Provided data START

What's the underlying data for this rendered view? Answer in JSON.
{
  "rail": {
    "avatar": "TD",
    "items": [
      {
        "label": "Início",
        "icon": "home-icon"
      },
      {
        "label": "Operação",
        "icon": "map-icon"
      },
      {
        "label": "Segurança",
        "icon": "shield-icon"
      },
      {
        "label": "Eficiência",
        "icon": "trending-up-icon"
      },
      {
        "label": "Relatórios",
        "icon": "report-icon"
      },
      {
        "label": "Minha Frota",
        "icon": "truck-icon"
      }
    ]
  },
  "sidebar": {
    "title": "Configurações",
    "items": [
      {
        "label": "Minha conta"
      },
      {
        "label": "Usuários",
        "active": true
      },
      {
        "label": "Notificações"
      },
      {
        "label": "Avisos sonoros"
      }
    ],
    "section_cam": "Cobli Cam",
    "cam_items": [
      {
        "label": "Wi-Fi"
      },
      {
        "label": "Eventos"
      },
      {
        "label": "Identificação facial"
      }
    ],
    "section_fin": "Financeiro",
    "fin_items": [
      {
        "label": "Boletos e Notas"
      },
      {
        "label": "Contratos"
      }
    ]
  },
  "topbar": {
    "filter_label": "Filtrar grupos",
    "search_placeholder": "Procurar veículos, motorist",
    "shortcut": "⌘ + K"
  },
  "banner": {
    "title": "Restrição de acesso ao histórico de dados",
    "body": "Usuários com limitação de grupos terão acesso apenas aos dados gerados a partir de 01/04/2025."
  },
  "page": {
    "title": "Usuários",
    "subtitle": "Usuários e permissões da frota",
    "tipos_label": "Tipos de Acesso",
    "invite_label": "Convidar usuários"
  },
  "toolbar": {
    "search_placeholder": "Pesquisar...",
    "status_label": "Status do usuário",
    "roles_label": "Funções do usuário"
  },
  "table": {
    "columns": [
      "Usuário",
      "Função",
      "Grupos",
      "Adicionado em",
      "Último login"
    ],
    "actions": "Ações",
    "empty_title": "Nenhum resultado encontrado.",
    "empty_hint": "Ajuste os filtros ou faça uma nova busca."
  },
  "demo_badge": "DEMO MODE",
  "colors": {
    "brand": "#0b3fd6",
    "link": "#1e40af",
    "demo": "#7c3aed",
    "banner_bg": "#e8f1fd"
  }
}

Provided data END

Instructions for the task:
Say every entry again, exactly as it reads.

Result of the task:
What's the underlying data for this rendered view? Answer in JSON.
{
  "rail": {
    "avatar": "TD",
    "items": [
      {
        "label": "Início",
        "icon": "home-icon"
      },
      {
        "label": "Operação",
        "icon": "map-icon"
      },
      {
        "label": "Segurança",
        "icon": "shield-icon"
      },
      {
        "label": "Eficiência",
        "icon": "trending-up-icon"
      },
      {
        "label": "Relatórios",
        "icon": "report-icon"
      },
      {
        "label": "Minha Frota",
        "icon": "truck-icon"
      }
    ]
  },
  "sidebar": {
    "title": "Configurações",
    "items": [
      {
        "label": "Minha conta"
      },
      {
        "label": "Usuários",
        "active": true
      },
      {
        "label": "Notificações"
      },
      {
        "label": "Avisos sonoros"
      }
    ],
    "section_cam": "Cobli Cam",
    "cam_items": [
      {
        "label": "Wi-Fi"
      },
      {
        "label": "Eventos"
      },
      {
        "label": "Identificação facial"
      }
    ],
    "section_fin": "Financeiro",
    "fin_items": [
      {
        "label": "Boletos e Notas"
      },
      {
        "label": "Contratos"
      }
    ]
  },
  "topbar": {
    "filter_label": "Filtrar grupos",
    "search_placeholder": "Procurar veículos, motorist",
    "shortcut": "⌘ + K"
  },
  "banner": {
    "title": "Restrição de acesso ao histórico de dados",
    "body": "Usuários com limitação de grupos terão acesso apenas aos dados gerados a partir de 01/04/2025."
  },
  "page": {
    "title": "Usuários",
    "subtitle": "Usuários e permissões da frota",
    "tipos_label": "Tipos de Acesso",
    "invite_label": "Convidar usuários"
  },
  "toolbar": {
    "search_placeholder": "Pesquisar...",
    "status_label": "Status do usuário",
    "roles_label": "Funções do usuário"
  },
  "table": {
    "columns": [
      "Usuário",
      "Função",
      "Grupos",
      "Adicionado em",
      "Último login"
    ],
    "actions": "Ações",
    "empty_title": "Nenhum resultado encontrado.",
    "empty_hint": "Ajuste os filtros ou faça uma nova busca."
  },
  "demo_badge": "DEMO MODE",
  "colors": {
    "brand": "#0b3fd6",
    "link": "#1e40af",
    "demo": "#7c3aed",
    "banner_bg": "#e8f1fd"
  }
}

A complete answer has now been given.